→ Your task:
Copy out all lines in the data below containing the string "icon".

BEGIN Record set

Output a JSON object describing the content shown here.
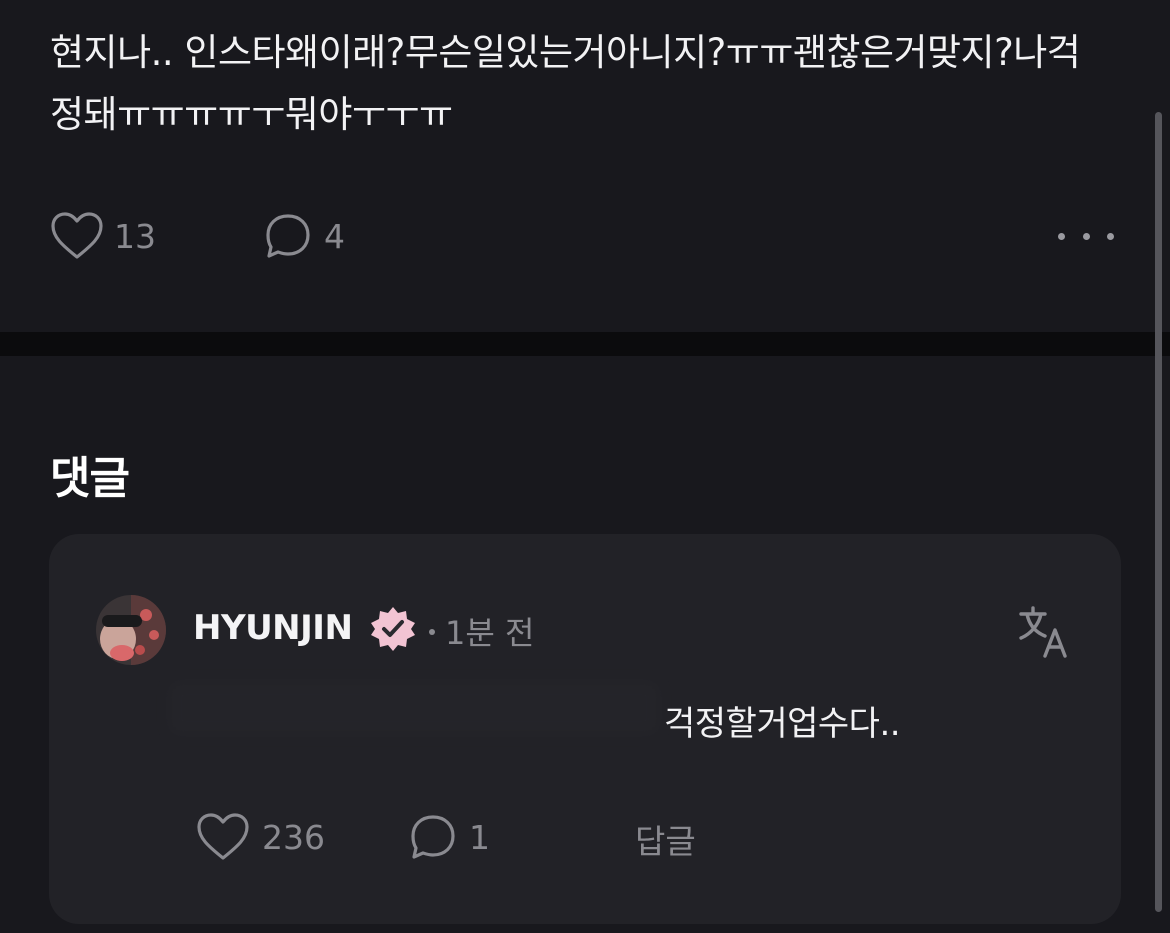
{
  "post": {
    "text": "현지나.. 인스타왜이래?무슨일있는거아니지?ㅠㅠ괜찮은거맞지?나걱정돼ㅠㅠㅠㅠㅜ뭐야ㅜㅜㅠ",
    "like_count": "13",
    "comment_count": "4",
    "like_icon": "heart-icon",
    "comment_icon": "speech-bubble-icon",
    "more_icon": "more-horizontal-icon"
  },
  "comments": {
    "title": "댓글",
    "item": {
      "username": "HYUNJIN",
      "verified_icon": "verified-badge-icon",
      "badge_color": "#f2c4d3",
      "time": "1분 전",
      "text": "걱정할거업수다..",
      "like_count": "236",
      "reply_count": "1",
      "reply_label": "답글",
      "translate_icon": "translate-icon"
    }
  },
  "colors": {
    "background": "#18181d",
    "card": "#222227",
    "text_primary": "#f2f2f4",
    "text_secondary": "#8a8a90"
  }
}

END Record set

→ Response to the task:
    "like_icon": "heart-icon",
    "comment_icon": "speech-bubble-icon",
    "more_icon": "more-horizontal-icon"
      "verified_icon": "verified-badge-icon",
      "translate_icon": "translate-icon"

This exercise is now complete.